[[ Recorded information, beginning ]]

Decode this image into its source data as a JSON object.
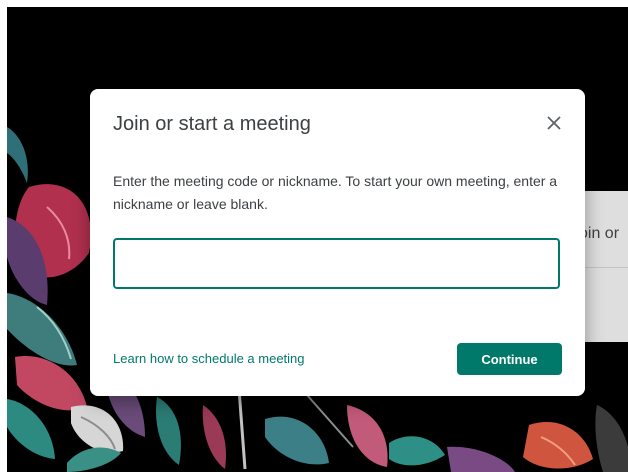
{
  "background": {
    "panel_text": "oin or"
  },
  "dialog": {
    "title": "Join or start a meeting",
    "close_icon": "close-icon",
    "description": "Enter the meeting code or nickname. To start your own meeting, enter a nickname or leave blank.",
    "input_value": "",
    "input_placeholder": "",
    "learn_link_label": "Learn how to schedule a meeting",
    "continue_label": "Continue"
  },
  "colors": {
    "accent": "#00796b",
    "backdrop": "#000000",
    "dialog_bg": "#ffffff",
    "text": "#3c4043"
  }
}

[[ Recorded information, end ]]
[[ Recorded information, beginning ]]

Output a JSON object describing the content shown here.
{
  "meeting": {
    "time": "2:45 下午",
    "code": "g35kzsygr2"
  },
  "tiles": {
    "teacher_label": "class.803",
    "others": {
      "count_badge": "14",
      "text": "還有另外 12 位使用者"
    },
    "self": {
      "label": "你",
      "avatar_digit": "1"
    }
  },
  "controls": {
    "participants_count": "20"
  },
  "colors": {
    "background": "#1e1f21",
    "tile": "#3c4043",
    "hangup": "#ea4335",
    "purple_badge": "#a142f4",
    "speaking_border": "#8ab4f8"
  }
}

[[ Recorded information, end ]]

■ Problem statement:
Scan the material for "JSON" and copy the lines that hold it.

■ Result of this task:
Decode this image into its source data as a JSON object.
Output a JSON object describing the content shown here.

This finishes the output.